The Edmonds Woodway Dance Team
By Stephanie Farmer
People often get the impression that certain activities, programs and clubs are overlooked. When most think of high school extracurriculars, their minds go straight to the Friday night football games and cheerleaders dressed in gleaming costumes that dominate modern culture.
However, there is another important group at every football game that rarely receives its time in the limelight: the dance team.
The Edmonds Woodway dance team has been around for more than sixteen years and has been district champions five times in two separate categories.The girls have said that performing often feels like the best part of their dance journey. Their attention grabbing facial expressions and sharp, enthusiastic, movements often sit in stark contrast to the normal, less than ecstatic, emotions that most every high school student goes through.
Everyday, these girls are juggling daily dance practice, which are several hours long, with their honors and IB classes, as well as a host of other clubs and commitments. Junior Haley Rundorff, a co-captain of the EWHS dance team with sophomore Grace Borchert who is now starting her second year on the team answered some questions about the dance team and what they do.
Rundorff is a full IB junior balancing her classes with the dance team as well as studio dance. Both her and Borchert said they rely on the dance team, their teammates and their routine to relieve the stress that many people feel during their high school careers. This stress often is caused by their packed agendas full of physical and mental activities.
This routine often involves a full day of challenging classes. For Rundorff, this is followed by a mere hour to do her homework after which she has dance team practice, a food break and studio dance classes.
It isn’t magic that keeps herself calm and composed, though.
“[Dance] puts extra pressure on you to get something done, but for me I like having that something else. It gives me motivation,” Rundorff said. Borchert agreed and said she wouldn’t be able to get through high school struggles without the friendships she’s made through dance.
It’s easy to tell how close the bonds Borchert and Rundorff formed with their fellow dancers are. “It’s amazing — because it goes all year — that everyday, after school, I’m able to go to a place where I have 20 other girls and close friends that I can talk to… and if I’m having a bad day, they always hype me up and make me feel better,” Borchert said regarding her long-lasting dance friendships.
A normal practice starts with attendance followed by what they call falling in — a process in which the dancers make sure they are ready for the day’s practice. After this comes a vigorous warm up, usually led by the team captain.
It isn’t difficult to see how hard these girls work; their synchronicity gives their dance a remarkable element of teamwork that does not occur often in most of the dance world.
Anyone at EWHS has probably seen this teamwork in action, whether it’s at an assembly, football game, or even one of their competitions. Many people think that what the dance team does is unique and not fit for the peppy and uniform assemblies, and often times the dancers agree with this. Every dancer on the team knows that what they perform is meant for a competition setting.
The dance team performs rigorous routines that involve more creative movement-centered pieces, and their stunts often focus on the use of many of the members as opposed to two or three girls, as frequently seen in cheerleading. Their dance styles of hip hop and military, which is similar to drill, are at home in a competition, but they are nonetheless fun and entertaining at football games and assemblies.

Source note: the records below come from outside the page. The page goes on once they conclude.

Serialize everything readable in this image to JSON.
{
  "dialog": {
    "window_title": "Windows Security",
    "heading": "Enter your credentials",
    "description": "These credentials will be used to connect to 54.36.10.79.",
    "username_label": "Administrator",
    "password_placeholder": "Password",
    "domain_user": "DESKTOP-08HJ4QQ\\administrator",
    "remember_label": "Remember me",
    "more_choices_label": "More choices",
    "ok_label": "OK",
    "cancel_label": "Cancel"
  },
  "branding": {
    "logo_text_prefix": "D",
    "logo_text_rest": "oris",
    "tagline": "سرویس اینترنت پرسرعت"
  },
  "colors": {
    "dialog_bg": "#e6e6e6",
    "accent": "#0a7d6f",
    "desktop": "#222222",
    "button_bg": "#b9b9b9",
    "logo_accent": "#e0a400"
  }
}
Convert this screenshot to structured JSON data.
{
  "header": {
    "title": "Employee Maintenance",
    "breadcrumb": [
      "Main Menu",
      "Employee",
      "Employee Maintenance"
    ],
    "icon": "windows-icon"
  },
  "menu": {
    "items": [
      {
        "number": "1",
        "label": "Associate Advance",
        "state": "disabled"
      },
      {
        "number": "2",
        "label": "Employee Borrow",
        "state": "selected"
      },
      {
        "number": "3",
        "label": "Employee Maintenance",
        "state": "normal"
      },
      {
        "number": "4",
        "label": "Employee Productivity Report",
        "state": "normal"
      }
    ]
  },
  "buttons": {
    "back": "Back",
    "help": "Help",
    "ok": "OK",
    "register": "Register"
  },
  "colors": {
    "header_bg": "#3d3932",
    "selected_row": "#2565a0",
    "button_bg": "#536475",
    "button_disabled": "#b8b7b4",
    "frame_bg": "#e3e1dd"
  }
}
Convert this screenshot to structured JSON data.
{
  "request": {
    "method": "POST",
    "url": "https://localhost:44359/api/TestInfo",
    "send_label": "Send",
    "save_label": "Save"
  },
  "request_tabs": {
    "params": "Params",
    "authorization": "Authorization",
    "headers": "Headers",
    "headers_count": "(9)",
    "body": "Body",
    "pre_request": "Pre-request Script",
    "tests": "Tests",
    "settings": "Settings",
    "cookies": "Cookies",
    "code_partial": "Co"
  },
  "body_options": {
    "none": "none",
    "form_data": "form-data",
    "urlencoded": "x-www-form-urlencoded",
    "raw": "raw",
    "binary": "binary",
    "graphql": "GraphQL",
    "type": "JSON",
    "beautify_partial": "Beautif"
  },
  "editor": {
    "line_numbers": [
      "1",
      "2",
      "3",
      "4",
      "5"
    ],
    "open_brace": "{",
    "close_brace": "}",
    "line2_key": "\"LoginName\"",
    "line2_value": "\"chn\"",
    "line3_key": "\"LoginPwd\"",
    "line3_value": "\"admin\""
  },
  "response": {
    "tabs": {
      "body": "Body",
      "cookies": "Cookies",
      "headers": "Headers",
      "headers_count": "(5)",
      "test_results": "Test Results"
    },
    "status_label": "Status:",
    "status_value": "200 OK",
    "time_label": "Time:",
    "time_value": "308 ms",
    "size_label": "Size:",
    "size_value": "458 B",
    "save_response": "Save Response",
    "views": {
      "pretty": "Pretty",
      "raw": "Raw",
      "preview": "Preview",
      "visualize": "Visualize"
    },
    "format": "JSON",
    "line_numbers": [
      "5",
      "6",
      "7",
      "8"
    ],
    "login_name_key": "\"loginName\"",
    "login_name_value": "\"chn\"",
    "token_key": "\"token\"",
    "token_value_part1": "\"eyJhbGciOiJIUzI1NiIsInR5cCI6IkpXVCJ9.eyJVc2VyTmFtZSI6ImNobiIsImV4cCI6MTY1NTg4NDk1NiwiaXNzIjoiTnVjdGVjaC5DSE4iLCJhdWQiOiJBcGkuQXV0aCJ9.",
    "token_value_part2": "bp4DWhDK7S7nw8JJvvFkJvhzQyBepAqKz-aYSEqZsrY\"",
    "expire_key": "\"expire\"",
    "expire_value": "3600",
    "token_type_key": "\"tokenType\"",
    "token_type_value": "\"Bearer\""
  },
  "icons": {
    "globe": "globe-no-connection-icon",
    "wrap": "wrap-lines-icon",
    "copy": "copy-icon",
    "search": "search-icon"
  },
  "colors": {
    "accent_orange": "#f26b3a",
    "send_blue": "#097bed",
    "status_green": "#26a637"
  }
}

Last year, the team was district champions, as it has been for five years in two separate categories. Their choreographer, Lindsay Starr, led them to a series of victories last year, and are gearing up for a routine that will lead them to victory.
In the past, Starr has led an all star hip-hop team to nationals on several different occasions before starting to choreograph for EWHS last year.
“She comes up with so many amazing formations, things you could never dream of in a million years, and so many different ways for people to move,” Borchert said. Starr has helped the girls find their unique niche in the dance world.
These girls give up so much of there to improve their craft, working everyday after school to clean each routine. Each practice, they exert an abundance of energy only to perform for up to three minutes at assemblies, competitions and football games. From here on, take the time to clap for the diligent dance team and appreciate all the work that goes into every short performance.